PROBLEM DESCRIPTION:
From the first line to the last, write out the material exactly.

Start of TASK MATERIAL

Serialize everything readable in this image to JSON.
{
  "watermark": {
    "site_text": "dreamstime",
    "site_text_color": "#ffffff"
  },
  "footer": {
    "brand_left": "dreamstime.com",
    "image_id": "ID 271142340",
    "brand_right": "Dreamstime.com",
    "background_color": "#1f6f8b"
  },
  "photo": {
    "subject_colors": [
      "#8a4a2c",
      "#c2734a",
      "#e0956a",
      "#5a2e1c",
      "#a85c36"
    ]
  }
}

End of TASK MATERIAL

WORKED SOLUTION:
Serialize everything readable in this image to JSON.
{
  "watermark": {
    "site_text": "dreamstime",
    "site_text_color": "#ffffff"
  },
  "footer": {
    "brand_left": "dreamstime.com",
    "image_id": "ID 271142340",
    "brand_right": "Dreamstime.com",
    "background_color": "#1f6f8b"
  },
  "photo": {
    "subject_colors": [
      "#8a4a2c",
      "#c2734a",
      "#e0956a",
      "#5a2e1c",
      "#a85c36"
    ]
  }
}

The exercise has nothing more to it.